The next two photographs are of Grimsby, the fishing town of my birth. The top photograph is of the Riverhead where part of the docks come right into the town centre. Although still there, it now languishes unused and unloved, but in the time of my childhood it was the wharf of Blows Steamers so was a good place to watch a bit of marine activity, whilst waiting for a trolleybus. It was also a favourite spot for fishermen and adventurous boys, one of whom appears to have caught a crab.
The bottom photograph was also taken in the 1950s, no later than 1954 and shows a cluster of pre-industrial fishing smacks, including “Rock of Ages” and “Adventure”, moored in a quiet corner of the docks away from all the activity.
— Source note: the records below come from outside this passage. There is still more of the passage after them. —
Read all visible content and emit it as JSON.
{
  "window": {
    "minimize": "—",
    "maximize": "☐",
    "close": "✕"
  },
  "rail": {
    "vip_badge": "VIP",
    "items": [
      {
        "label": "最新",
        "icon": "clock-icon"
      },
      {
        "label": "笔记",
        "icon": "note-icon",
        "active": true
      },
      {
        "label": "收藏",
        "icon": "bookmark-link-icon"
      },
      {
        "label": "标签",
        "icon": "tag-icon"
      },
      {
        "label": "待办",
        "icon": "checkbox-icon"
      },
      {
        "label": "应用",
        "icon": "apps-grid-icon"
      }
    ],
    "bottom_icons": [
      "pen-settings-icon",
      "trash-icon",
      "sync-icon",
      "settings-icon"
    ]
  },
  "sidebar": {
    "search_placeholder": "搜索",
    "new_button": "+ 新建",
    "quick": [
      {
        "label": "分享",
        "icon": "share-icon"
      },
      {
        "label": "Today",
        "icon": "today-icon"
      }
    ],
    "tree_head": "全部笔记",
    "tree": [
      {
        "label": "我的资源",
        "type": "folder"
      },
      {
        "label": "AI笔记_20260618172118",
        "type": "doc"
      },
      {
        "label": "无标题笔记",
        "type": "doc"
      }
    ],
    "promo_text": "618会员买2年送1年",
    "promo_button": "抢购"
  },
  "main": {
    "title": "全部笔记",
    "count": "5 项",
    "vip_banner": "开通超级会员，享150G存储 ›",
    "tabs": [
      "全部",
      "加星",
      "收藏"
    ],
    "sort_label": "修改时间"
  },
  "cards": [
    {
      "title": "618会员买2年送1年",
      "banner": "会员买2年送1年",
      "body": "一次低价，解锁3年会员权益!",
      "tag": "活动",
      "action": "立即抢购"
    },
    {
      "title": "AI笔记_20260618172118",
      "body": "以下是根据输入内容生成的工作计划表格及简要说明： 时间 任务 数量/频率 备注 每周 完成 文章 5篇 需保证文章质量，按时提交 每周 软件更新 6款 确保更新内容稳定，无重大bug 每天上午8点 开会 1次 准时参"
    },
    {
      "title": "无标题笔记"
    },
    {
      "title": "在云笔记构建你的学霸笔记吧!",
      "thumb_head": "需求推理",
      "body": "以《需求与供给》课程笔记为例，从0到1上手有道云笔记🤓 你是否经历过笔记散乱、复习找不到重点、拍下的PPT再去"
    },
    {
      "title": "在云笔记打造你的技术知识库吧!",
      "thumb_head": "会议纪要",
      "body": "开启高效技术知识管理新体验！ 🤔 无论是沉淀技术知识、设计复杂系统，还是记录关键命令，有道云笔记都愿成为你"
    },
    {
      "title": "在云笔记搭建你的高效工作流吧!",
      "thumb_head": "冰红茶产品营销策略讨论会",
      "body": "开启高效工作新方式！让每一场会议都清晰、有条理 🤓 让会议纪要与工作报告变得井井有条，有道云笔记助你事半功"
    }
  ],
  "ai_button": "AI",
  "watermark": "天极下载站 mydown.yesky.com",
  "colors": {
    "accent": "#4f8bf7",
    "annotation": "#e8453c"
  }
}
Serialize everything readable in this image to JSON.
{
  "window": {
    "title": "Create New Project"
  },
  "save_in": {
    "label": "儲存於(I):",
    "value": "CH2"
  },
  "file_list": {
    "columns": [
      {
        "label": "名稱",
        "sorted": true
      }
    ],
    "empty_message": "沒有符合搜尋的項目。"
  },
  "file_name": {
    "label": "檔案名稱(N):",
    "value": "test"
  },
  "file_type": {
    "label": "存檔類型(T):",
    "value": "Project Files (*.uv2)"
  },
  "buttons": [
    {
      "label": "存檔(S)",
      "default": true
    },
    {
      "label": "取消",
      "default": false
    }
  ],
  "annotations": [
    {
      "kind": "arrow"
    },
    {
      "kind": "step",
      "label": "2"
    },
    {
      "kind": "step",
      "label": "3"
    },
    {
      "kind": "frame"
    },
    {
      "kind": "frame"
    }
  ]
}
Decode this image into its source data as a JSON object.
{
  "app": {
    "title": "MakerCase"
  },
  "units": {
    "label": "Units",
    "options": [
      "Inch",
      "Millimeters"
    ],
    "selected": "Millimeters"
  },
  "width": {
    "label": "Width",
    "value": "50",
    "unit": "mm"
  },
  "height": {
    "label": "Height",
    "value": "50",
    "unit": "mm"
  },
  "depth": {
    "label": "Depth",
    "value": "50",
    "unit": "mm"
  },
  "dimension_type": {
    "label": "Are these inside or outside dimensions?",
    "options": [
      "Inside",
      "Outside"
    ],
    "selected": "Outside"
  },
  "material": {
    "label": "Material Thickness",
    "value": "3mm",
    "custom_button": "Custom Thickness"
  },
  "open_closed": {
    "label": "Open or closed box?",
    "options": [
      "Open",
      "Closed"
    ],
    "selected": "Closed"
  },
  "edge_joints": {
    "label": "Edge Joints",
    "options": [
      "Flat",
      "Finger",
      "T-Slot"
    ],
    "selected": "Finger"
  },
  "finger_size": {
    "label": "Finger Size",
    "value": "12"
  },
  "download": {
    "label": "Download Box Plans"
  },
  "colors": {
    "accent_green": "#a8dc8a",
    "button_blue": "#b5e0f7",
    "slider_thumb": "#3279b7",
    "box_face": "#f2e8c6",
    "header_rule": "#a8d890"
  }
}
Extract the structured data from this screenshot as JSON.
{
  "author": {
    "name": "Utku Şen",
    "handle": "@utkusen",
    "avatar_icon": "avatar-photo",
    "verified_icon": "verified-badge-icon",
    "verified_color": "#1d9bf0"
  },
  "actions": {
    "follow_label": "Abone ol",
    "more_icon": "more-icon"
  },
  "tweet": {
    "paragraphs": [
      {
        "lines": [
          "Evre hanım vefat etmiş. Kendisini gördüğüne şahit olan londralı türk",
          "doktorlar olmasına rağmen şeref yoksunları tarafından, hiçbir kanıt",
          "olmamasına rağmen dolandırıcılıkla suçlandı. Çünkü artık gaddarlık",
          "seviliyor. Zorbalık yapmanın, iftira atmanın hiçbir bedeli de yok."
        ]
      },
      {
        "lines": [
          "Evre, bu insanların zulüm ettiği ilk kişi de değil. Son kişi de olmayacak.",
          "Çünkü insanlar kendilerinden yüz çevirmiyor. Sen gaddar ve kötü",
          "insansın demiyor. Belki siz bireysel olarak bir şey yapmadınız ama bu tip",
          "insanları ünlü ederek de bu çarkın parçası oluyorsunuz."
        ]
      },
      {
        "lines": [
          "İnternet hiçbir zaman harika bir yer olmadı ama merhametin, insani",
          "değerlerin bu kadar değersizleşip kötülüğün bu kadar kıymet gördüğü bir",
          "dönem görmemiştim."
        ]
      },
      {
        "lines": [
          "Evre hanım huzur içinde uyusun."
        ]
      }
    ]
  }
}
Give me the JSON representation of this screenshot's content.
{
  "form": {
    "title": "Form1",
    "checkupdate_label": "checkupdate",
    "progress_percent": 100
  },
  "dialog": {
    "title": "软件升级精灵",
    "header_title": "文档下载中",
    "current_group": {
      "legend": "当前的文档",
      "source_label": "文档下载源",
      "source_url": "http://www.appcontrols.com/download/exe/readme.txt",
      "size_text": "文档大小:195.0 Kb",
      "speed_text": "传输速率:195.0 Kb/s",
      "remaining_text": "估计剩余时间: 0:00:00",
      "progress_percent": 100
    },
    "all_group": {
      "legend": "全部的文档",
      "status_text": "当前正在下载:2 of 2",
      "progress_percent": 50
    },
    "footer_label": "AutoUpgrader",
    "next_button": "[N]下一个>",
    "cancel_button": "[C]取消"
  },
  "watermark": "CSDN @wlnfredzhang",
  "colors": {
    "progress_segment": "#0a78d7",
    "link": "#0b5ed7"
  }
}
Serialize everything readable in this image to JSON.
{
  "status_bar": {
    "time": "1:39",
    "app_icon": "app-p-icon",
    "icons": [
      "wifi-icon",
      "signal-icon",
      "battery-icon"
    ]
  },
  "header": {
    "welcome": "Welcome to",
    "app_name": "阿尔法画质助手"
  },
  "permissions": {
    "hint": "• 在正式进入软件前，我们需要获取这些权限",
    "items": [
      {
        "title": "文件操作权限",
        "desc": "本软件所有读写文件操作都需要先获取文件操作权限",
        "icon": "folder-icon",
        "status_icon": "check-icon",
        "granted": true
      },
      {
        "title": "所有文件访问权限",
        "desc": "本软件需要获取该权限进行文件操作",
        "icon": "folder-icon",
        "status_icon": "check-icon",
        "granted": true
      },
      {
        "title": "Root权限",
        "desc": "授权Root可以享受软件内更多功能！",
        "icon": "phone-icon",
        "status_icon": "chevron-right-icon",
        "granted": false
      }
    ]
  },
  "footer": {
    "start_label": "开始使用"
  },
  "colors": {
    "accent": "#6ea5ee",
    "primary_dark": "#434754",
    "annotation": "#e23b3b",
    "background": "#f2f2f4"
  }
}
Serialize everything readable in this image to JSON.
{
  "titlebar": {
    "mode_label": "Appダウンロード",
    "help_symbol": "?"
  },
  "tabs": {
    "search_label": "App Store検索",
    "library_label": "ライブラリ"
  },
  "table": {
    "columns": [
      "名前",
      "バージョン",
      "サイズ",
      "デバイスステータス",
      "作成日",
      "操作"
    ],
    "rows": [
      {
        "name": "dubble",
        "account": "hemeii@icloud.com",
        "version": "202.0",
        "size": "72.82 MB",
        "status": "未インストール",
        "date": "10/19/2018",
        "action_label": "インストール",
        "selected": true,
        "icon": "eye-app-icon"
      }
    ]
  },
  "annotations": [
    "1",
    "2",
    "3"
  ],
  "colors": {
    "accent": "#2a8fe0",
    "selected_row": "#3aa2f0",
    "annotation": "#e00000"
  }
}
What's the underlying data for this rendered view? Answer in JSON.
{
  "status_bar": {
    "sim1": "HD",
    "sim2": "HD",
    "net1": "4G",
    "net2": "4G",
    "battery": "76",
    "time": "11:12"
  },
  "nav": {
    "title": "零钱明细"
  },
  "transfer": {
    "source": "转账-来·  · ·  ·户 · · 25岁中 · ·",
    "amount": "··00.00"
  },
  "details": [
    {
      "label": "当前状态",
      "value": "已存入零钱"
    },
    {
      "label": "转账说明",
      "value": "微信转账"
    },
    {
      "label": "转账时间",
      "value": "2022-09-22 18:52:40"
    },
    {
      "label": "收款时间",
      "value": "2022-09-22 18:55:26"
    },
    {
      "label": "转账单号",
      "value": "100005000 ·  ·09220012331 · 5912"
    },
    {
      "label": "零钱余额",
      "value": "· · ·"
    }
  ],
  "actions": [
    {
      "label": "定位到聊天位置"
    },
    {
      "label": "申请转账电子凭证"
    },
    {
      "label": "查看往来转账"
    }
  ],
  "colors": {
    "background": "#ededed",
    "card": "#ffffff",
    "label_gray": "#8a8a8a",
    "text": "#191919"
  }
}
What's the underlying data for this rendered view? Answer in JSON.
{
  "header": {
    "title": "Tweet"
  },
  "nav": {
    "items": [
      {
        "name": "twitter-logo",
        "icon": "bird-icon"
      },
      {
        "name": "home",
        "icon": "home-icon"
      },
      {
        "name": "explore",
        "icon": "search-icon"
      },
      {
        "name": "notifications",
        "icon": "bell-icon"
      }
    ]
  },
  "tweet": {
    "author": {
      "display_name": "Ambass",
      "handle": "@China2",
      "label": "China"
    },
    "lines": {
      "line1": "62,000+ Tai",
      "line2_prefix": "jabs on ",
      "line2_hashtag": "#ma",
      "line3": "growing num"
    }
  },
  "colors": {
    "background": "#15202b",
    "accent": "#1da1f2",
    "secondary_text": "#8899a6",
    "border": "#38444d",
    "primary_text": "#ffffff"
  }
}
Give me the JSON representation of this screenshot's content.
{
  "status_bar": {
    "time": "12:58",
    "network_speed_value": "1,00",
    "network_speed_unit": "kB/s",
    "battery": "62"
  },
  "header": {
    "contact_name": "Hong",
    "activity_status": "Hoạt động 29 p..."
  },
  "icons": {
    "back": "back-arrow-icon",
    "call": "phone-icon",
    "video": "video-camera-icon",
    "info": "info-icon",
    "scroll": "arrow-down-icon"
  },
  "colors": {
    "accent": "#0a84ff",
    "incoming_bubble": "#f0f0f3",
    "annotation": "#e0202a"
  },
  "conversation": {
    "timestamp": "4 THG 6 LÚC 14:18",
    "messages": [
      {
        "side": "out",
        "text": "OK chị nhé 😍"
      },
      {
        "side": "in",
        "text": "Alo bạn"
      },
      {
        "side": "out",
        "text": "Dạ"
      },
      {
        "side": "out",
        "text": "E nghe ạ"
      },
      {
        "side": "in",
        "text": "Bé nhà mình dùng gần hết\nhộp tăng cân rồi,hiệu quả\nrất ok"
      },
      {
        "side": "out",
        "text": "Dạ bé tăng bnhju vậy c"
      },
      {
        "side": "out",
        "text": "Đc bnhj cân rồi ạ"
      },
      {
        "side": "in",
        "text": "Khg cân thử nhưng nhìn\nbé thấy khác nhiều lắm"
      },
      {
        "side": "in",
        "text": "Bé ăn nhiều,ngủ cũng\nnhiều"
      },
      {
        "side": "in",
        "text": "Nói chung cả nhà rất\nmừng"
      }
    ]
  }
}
Clearly they appear to be in fairly good condition and still virtually complete, even to the extent of having a beam trawl (barely visible) and a boatman working on something.
A pity this is in black and white as it formed a colourful group of shops still doing good business, in a range of decidedly decrepit old buildings, overlaid with signs and peeling posters, on the Radford Road in Coventry in 1954.
Scrapyard in Cleveland 1977
Consett steelworks, Co Durham,
viewed over allotment 1974
Gatehouse to Wallsend shipyard (Tyneside) 1974. Message across gable reads “Watching these hours soon past, remember that which comes at last”.
Rather inappropriate I thought, as from what I saw of shipyard work, there was little opportunity for idly watching time pass, and what came at the end of the working day must have been a blessed relief from all the deafening noise and intense labour.
A jovial example of the signwriters art painted directly onto the brickwork. This example photographed in 1972, was in Crewe, but I came across similar examples in other towns.
Chapel neatly fitted under railway arch,
Lift bridge framed by a JCB,
The old Redheugh Bridge,
Newcastle upon Tyne 1973
The Windsor Lion
at the end of a street
in Wallsend on Tyne 1974